■ TASK TO COMPLETE ■
Go through the records below and copy out every line that contains the word "localhost".

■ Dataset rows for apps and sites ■
>>>

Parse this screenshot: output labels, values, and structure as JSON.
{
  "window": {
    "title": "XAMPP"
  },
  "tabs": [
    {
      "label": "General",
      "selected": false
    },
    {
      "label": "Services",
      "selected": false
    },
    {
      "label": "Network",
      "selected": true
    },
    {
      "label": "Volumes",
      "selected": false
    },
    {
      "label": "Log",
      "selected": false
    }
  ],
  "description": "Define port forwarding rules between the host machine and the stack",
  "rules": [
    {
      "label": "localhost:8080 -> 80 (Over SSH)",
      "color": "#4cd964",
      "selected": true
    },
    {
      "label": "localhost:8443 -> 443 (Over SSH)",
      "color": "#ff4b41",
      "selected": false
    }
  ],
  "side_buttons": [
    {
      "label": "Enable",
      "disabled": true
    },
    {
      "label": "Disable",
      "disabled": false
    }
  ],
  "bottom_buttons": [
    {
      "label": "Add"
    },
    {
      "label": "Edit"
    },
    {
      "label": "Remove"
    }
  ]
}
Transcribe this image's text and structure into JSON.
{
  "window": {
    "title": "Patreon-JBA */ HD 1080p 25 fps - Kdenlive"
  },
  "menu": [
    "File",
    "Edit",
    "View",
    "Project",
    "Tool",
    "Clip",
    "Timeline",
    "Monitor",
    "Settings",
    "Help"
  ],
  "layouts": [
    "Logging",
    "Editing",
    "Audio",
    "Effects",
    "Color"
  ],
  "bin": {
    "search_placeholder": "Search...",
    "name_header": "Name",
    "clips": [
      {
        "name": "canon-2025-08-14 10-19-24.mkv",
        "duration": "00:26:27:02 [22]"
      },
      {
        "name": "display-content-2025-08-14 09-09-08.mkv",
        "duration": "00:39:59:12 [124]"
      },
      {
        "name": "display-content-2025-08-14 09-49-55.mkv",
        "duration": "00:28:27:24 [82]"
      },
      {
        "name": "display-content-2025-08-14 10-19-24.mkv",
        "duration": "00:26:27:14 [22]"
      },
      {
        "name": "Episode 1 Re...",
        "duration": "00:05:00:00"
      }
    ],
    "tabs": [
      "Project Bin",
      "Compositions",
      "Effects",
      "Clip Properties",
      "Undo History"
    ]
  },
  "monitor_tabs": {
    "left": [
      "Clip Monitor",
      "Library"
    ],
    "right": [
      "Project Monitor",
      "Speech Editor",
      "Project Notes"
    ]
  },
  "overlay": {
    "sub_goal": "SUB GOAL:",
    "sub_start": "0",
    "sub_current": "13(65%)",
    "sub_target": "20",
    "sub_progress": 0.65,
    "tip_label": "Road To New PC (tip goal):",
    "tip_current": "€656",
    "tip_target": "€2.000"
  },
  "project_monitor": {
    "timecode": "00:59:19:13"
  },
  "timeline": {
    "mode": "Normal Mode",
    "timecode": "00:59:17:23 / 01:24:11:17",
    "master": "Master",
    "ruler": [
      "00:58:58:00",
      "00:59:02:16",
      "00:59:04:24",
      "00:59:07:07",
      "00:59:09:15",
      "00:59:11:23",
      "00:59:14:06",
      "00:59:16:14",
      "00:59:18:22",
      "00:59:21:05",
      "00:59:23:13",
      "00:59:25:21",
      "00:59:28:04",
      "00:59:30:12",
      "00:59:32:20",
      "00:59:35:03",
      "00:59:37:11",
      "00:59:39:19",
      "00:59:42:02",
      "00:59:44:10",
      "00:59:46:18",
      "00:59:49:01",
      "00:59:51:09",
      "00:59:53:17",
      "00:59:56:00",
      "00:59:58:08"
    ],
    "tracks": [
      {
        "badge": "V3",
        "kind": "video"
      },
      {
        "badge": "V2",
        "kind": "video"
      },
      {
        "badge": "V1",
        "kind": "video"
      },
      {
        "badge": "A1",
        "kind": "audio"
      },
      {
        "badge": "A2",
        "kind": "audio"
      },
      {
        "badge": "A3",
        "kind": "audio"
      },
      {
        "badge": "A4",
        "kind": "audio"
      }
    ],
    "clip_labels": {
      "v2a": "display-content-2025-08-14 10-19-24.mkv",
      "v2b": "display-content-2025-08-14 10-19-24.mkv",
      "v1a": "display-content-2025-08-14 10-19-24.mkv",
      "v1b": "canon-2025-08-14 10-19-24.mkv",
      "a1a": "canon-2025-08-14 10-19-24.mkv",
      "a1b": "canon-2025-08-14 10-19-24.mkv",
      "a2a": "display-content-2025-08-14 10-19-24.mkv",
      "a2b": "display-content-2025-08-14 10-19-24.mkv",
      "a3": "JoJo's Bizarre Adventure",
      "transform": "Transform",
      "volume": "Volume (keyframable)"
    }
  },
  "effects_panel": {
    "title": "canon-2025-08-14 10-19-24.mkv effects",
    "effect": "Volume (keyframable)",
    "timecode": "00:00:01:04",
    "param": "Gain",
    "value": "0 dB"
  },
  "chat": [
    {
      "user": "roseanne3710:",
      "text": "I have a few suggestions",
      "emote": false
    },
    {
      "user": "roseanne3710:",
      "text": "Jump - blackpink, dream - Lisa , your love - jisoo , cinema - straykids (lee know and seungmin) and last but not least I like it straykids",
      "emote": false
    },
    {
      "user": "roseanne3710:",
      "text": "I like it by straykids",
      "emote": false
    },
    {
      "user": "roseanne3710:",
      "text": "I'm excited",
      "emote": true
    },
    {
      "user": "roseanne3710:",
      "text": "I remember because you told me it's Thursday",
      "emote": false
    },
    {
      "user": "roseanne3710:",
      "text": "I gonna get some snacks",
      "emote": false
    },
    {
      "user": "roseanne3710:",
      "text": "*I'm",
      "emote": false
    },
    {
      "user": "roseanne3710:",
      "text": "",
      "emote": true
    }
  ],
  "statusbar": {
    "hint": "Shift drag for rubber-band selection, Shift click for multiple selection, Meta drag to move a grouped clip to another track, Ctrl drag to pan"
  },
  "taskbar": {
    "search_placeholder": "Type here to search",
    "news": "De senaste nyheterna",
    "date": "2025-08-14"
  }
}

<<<

■ SOLUTION ■
      "label": "localhost:8080 -> 80 (Over SSH)",
      "label": "localhost:8443 -> 443 (Over SSH)",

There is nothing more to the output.